5. How do I handle time pressure during a chess game?
To handle time pressure during a chess game, practice playing with a time limit and improve your decision-making speed.
Focus on the most critical moves and avoid getting caught up in unnecessary calculations.
6. Is it better to play aggressively or defensively in chess?
The choice between playing aggressively or defensively depends on the position and the specific circumstances of the game.
It is essential to strike a balance between attacking and defending, adapting your strategy based on the evolving situation.
7. How can I improve my chess intuition?
To improve your chess intuition, play regularly and analyze your games.
Study classic games played by strong players to develop a sense of typical patterns and ideas in different positions.
8. Should I focus on memorizing opening moves?
While it is helpful to be familiar with opening moves, it is more important to understand the underlying principles and ideas behind each opening.
Focus on understanding the typical pawn structures, piece placements, and strategic plans associated with different openings.
9. How do I recover from a bad position in chess?
To recover from a bad position in chess, remain calm and look for opportunities to create counterplay.
Seek tactical chances, exploit your opponent’s mistakes, and aim to complicate the position to increase your chances of turning the game around.
10. How can I improve my chess endgame skills?
To improve your chess endgame skills, study endgame theory and practice endgame positions.
Focus on fundamental endgames such as king and pawn endgames, rook endgames, and queen endgames.

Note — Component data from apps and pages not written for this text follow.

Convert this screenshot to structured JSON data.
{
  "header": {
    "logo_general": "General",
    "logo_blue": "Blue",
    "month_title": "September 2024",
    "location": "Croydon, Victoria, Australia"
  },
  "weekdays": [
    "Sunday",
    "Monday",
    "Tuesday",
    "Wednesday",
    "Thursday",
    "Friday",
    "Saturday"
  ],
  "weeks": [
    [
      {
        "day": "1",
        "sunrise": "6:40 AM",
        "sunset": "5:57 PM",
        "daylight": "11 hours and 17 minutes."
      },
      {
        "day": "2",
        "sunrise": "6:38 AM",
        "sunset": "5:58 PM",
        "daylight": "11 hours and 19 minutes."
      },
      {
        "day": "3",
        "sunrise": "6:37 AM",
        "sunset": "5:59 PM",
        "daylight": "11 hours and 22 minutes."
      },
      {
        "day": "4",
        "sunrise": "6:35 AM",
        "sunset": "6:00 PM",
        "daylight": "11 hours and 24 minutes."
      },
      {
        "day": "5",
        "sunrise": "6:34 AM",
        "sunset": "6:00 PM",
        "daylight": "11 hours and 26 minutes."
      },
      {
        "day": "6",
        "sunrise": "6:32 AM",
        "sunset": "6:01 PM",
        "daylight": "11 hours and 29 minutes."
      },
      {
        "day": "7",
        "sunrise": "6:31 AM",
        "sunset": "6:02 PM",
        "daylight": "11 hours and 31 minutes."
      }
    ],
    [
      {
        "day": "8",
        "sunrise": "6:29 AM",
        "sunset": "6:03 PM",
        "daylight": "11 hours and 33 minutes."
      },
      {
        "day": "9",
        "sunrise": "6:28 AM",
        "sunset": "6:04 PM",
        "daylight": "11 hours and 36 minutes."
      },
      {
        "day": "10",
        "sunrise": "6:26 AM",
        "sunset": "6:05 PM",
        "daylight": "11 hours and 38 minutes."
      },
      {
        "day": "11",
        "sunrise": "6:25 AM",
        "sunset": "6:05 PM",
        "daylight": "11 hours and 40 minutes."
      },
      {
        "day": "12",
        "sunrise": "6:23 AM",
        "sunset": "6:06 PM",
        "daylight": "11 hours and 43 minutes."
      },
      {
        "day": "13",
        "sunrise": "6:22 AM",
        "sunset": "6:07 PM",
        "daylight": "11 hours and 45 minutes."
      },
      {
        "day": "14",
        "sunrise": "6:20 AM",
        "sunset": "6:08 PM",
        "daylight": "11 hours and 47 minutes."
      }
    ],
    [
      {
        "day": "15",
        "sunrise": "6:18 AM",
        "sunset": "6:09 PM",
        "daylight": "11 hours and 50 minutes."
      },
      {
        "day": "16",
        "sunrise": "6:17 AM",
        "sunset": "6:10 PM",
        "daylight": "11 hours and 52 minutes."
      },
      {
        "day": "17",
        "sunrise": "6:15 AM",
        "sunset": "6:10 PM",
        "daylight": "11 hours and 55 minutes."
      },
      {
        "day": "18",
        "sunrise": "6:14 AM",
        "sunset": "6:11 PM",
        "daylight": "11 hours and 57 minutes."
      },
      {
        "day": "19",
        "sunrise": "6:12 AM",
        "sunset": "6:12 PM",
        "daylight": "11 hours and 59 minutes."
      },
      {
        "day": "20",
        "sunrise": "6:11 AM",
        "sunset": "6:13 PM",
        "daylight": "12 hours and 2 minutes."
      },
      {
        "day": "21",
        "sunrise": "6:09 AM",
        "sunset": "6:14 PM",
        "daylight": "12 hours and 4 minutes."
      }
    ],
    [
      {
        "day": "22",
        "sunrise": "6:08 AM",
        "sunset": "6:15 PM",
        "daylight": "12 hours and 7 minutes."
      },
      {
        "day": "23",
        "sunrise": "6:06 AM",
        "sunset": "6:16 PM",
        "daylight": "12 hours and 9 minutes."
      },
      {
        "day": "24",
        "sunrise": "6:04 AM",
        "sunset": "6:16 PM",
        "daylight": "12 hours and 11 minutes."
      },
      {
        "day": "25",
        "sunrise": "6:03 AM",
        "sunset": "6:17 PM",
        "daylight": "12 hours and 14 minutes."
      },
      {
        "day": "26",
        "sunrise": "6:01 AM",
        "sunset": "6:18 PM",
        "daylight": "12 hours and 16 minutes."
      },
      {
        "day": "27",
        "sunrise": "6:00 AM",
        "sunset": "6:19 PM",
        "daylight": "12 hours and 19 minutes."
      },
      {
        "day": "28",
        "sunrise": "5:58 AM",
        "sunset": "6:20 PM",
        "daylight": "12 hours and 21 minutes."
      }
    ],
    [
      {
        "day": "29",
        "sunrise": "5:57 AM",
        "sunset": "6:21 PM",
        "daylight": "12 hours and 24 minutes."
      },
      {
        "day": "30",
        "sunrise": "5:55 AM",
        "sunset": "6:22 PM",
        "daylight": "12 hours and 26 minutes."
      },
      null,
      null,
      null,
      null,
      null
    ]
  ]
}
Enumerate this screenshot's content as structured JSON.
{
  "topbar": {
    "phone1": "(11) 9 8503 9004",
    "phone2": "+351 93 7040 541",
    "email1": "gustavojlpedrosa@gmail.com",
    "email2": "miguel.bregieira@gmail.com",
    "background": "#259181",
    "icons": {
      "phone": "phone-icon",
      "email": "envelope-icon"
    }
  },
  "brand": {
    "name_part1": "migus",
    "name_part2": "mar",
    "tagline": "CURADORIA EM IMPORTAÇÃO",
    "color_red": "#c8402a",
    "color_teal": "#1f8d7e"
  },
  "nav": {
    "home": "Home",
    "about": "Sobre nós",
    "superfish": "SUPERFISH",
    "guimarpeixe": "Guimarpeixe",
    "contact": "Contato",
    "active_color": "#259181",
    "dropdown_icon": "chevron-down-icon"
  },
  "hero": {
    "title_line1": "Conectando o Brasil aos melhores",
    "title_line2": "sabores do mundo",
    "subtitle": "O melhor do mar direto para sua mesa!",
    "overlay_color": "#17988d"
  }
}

Understand key concepts such as opposition, zugzwang, and pawn promotion.
Summary – How to Win a Chess Game
Winning a chess game requires a combination of strategic planning, tactical awareness, and adaptability.
By understanding the basics, developing a strong opening, mastering tactical maneuvers, creating a solid middle game, and planning ahead in the endgame, you can significantly improve your chances of success.
Remember to control the center, develop your pieces efficiently, safeguard your king, and adapt your strategies based on your opponent’s moves.
Continuously study and practice different aspects of the game to enhance your skills and become a formidable chess player.